» **Exercise**:
Omitting all images, give the entries that follow again exactly as they read.

» **Data under study**:
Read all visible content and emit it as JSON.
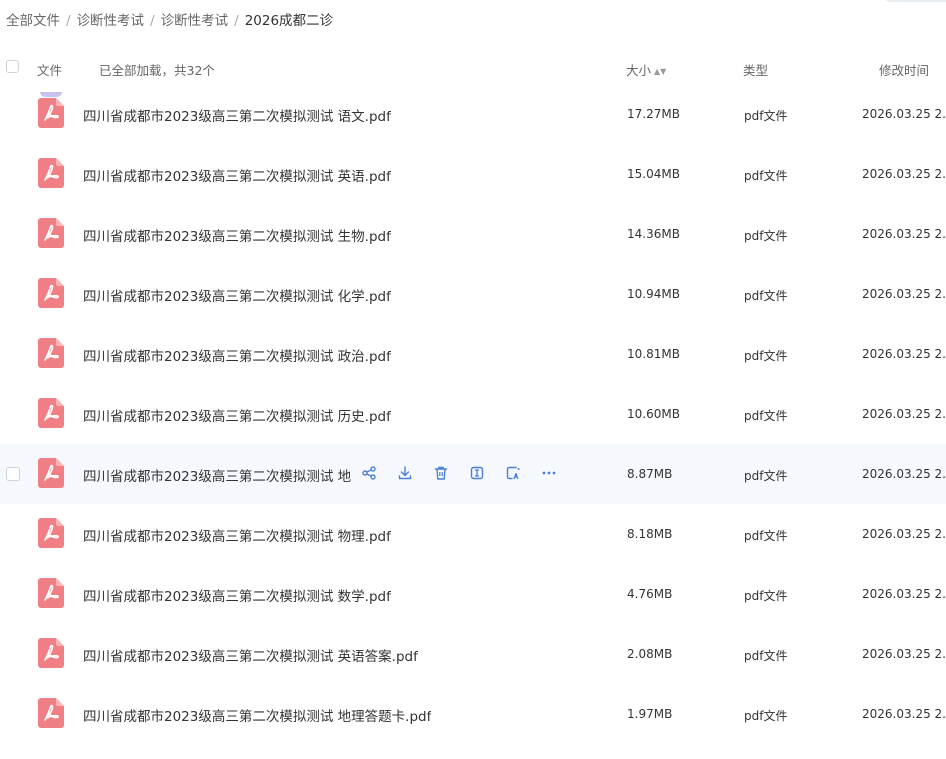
{
  "breadcrumb": [
    "全部文件",
    "诊断性考试",
    "诊断性考试",
    "2026成都二诊"
  ],
  "header": {
    "file_label": "文件",
    "loaded_status": "已全部加载，共32个",
    "size_label": "大小",
    "type_label": "类型",
    "modified_label": "修改时间"
  },
  "files": [
    {
      "name": "四川省成都市2023级高三第二次模拟测试 语文.pdf",
      "size": "17.27MB",
      "type": "pdf文件",
      "modified": "2026.03.25 2..."
    },
    {
      "name": "四川省成都市2023级高三第二次模拟测试 英语.pdf",
      "size": "15.04MB",
      "type": "pdf文件",
      "modified": "2026.03.25 2..."
    },
    {
      "name": "四川省成都市2023级高三第二次模拟测试 生物.pdf",
      "size": "14.36MB",
      "type": "pdf文件",
      "modified": "2026.03.25 2..."
    },
    {
      "name": "四川省成都市2023级高三第二次模拟测试 化学.pdf",
      "size": "10.94MB",
      "type": "pdf文件",
      "modified": "2026.03.25 2..."
    },
    {
      "name": "四川省成都市2023级高三第二次模拟测试 政治.pdf",
      "size": "10.81MB",
      "type": "pdf文件",
      "modified": "2026.03.25 2..."
    },
    {
      "name": "四川省成都市2023级高三第二次模拟测试 历史.pdf",
      "size": "10.60MB",
      "type": "pdf文件",
      "modified": "2026.03.25 2..."
    },
    {
      "name": "四川省成都市2023级高三第二次模拟测试 地",
      "size": "8.87MB",
      "type": "pdf文件",
      "modified": "2026.03.25 2..."
    },
    {
      "name": "四川省成都市2023级高三第二次模拟测试 物理.pdf",
      "size": "8.18MB",
      "type": "pdf文件",
      "modified": "2026.03.25 2..."
    },
    {
      "name": "四川省成都市2023级高三第二次模拟测试 数学.pdf",
      "size": "4.76MB",
      "type": "pdf文件",
      "modified": "2026.03.25 2..."
    },
    {
      "name": "四川省成都市2023级高三第二次模拟测试 英语答案.pdf",
      "size": "2.08MB",
      "type": "pdf文件",
      "modified": "2026.03.25 2..."
    },
    {
      "name": "四川省成都市2023级高三第二次模拟测试 地理答题卡.pdf",
      "size": "1.97MB",
      "type": "pdf文件",
      "modified": "2026.03.25 2..."
    }
  ],
  "hovered_row_actions": [
    "share-icon",
    "download-icon",
    "delete-icon",
    "open-icon",
    "ai-icon",
    "more-icon"
  ],
  "colors": {
    "pdf_icon": "#f07f85",
    "action_icon": "#4a7ed9",
    "hover_row": "#f5f8fd"
  }
}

» **Solution below**:
Read all visible content and emit it as JSON.
{
  "breadcrumb": [
    "全部文件",
    "诊断性考试",
    "诊断性考试",
    "2026成都二诊"
  ],
  "header": {
    "file_label": "文件",
    "loaded_status": "已全部加载，共32个",
    "size_label": "大小",
    "type_label": "类型",
    "modified_label": "修改时间"
  },
  "files": [
    {
      "name": "四川省成都市2023级高三第二次模拟测试 语文.pdf",
      "size": "17.27MB",
      "type": "pdf文件",
      "modified": "2026.03.25 2..."
    },
    {
      "name": "四川省成都市2023级高三第二次模拟测试 英语.pdf",
      "size": "15.04MB",
      "type": "pdf文件",
      "modified": "2026.03.25 2..."
    },
    {
      "name": "四川省成都市2023级高三第二次模拟测试 生物.pdf",
      "size": "14.36MB",
      "type": "pdf文件",
      "modified": "2026.03.25 2..."
    },
    {
      "name": "四川省成都市2023级高三第二次模拟测试 化学.pdf",
      "size": "10.94MB",
      "type": "pdf文件",
      "modified": "2026.03.25 2..."
    },
    {
      "name": "四川省成都市2023级高三第二次模拟测试 政治.pdf",
      "size": "10.81MB",
      "type": "pdf文件",
      "modified": "2026.03.25 2..."
    },
    {
      "name": "四川省成都市2023级高三第二次模拟测试 历史.pdf",
      "size": "10.60MB",
      "type": "pdf文件",
      "modified": "2026.03.25 2..."
    },
    {
      "name": "四川省成都市2023级高三第二次模拟测试 地",
      "size": "8.87MB",
      "type": "pdf文件",
      "modified": "2026.03.25 2..."
    },
    {
      "name": "四川省成都市2023级高三第二次模拟测试 物理.pdf",
      "size": "8.18MB",
      "type": "pdf文件",
      "modified": "2026.03.25 2..."
    },
    {
      "name": "四川省成都市2023级高三第二次模拟测试 数学.pdf",
      "size": "4.76MB",
      "type": "pdf文件",
      "modified": "2026.03.25 2..."
    },
    {
      "name": "四川省成都市2023级高三第二次模拟测试 英语答案.pdf",
      "size": "2.08MB",
      "type": "pdf文件",
      "modified": "2026.03.25 2..."
    },
    {
      "name": "四川省成都市2023级高三第二次模拟测试 地理答题卡.pdf",
      "size": "1.97MB",
      "type": "pdf文件",
      "modified": "2026.03.25 2..."
    }
  ],
  "hovered_row_actions": [
    "share-icon",
    "download-icon",
    "delete-icon",
    "open-icon",
    "ai-icon",
    "more-icon"
  ],
  "colors": {
    "pdf_icon": "#f07f85",
    "action_icon": "#4a7ed9",
    "hover_row": "#f5f8fd"
  }
}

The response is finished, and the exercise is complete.